*Exercise goal:*
Pictures within the data are to be left out; everything else must be reproduced exactly.

*Record extracts:*
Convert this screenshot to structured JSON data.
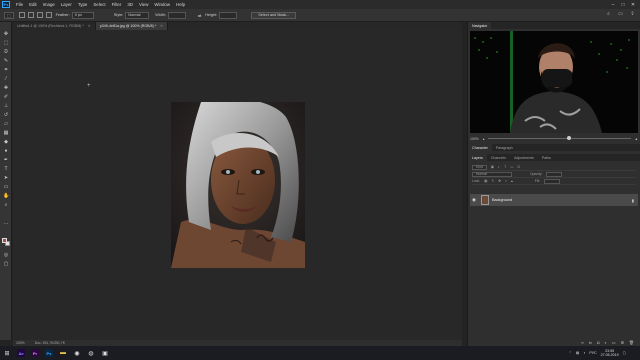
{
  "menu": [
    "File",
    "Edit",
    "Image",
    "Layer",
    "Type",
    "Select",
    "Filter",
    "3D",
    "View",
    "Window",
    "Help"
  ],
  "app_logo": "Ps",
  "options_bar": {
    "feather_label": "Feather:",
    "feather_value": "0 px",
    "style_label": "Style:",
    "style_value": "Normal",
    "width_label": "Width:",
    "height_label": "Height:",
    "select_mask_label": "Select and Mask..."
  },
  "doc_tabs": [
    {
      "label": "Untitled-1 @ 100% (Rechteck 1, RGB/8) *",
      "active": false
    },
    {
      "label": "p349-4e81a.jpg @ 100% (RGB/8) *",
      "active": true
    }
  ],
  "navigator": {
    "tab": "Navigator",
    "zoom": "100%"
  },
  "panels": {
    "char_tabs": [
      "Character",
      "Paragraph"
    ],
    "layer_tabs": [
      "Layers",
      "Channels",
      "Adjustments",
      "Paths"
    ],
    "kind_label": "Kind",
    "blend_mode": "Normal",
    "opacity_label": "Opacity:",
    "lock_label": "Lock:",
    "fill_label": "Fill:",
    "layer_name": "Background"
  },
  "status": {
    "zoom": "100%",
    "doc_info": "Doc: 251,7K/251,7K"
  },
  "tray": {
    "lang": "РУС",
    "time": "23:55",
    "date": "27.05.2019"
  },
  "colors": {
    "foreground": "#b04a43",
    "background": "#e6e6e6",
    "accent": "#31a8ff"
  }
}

*Worked solution:*
Convert this screenshot to structured JSON data.
{
  "menu": [
    "File",
    "Edit",
    "Image",
    "Layer",
    "Type",
    "Select",
    "Filter",
    "3D",
    "View",
    "Window",
    "Help"
  ],
  "app_logo": "Ps",
  "options_bar": {
    "feather_label": "Feather:",
    "feather_value": "0 px",
    "style_label": "Style:",
    "style_value": "Normal",
    "width_label": "Width:",
    "height_label": "Height:",
    "select_mask_label": "Select and Mask..."
  },
  "doc_tabs": [
    {
      "label": "Untitled-1 @ 100% (Rechteck 1, RGB/8) *",
      "active": false
    },
    {
      "label": "p349-4e81a.jpg @ 100% (RGB/8) *",
      "active": true
    }
  ],
  "navigator": {
    "tab": "Navigator",
    "zoom": "100%"
  },
  "panels": {
    "char_tabs": [
      "Character",
      "Paragraph"
    ],
    "layer_tabs": [
      "Layers",
      "Channels",
      "Adjustments",
      "Paths"
    ],
    "kind_label": "Kind",
    "blend_mode": "Normal",
    "opacity_label": "Opacity:",
    "lock_label": "Lock:",
    "fill_label": "Fill:",
    "layer_name": "Background"
  },
  "status": {
    "zoom": "100%",
    "doc_info": "Doc: 251,7K/251,7K"
  },
  "tray": {
    "lang": "РУС",
    "time": "23:55",
    "date": "27.05.2019"
  },
  "colors": {
    "foreground": "#b04a43",
    "background": "#e6e6e6",
    "accent": "#31a8ff"
  }
}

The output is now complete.